13. Walk around a square
Located in Downtown Halifax, the Grande Parade is a historic military square that dates back to 1749. It is an important civic space that is used for festivals, political demonstrations and concerts.
The Grande Parade is also home to a few important landmarks, like the Halifax City Hall, St. Paul’s Church and the Cenotaph. Walk around the 0.6 hectare square and admire the gardens and statues, as well as paying a visit these landmarks.
The Halifax City Hall is one of Nova Scotia’s oldest public buildings, dating back to 1821. St. Paul’s Church was Canada’s first ever Protestant Church, while the Cenotaph was placed in the middle of the square in 1929.
14. Ride a historic ferry
Head to the harbour and take the Halifax-Dartmouth Ferry to Dartmouth. This is North America’s oldest saltwater ferry and the second oldest in the world!
The Halifax-Dartmouth Ferry started operating in 1752 to carry goods from one city to the other. Today, it is a passenger ferry that runs every 15 minutes.
There are two connections in Dartmouth; Alderney Landing and Woodside. The former is a convention centre, market, theatre and art gallery right in Downtown Dartmouth, while the latter is a residential area.
15. Sample the local food
This is a must, with seafood being the main staple in Halifax.

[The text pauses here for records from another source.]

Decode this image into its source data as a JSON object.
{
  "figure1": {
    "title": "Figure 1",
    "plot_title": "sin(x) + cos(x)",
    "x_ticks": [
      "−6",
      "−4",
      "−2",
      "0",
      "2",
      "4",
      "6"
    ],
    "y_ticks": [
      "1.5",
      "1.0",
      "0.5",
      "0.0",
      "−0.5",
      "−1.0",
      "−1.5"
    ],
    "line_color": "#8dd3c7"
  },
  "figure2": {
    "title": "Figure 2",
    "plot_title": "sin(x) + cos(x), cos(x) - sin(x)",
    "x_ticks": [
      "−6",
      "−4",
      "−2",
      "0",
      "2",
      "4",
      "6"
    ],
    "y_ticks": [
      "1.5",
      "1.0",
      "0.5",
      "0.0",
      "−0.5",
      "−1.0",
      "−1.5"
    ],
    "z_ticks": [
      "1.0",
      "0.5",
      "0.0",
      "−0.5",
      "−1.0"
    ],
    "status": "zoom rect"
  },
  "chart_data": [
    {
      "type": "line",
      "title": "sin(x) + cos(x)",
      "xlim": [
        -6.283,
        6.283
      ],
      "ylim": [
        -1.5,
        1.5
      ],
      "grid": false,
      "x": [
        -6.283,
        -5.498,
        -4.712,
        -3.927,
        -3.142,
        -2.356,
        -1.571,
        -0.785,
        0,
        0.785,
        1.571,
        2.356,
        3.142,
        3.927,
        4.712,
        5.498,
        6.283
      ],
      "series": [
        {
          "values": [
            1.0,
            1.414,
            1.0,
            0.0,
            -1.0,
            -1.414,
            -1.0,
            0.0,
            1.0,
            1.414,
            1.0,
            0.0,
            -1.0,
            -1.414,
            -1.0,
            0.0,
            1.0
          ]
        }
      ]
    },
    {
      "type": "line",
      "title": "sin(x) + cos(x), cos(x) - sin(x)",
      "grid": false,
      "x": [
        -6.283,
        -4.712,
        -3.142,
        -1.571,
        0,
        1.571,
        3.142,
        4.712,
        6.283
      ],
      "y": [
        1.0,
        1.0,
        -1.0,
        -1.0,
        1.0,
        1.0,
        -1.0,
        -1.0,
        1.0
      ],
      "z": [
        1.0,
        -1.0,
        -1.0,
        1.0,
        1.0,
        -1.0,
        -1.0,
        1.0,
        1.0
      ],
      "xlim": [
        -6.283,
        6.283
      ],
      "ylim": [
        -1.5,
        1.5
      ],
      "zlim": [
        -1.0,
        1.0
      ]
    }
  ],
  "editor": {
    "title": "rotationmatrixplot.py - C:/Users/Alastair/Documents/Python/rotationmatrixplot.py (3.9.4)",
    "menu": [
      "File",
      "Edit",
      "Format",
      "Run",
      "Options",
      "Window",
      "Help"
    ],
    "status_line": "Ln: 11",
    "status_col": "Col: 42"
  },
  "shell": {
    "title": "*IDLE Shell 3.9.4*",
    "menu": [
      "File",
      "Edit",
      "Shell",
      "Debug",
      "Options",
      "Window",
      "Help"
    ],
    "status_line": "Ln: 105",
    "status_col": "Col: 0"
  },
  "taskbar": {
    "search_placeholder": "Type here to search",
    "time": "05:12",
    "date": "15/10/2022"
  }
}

This is thanks to its fishing industry, with seafood from here being shipped all over the country and beyond.
The quality of seafood in Halifax is top notch, and prices are extremely low compared to other cities around the world. Mussels and scallops are the top choices, though the lobster in Halifax is also extremely delicious.
There are also a few local dishes that any foodie should not go without tasting. A few favourites include blueberry grunt, Halifax donair and garlic fingers.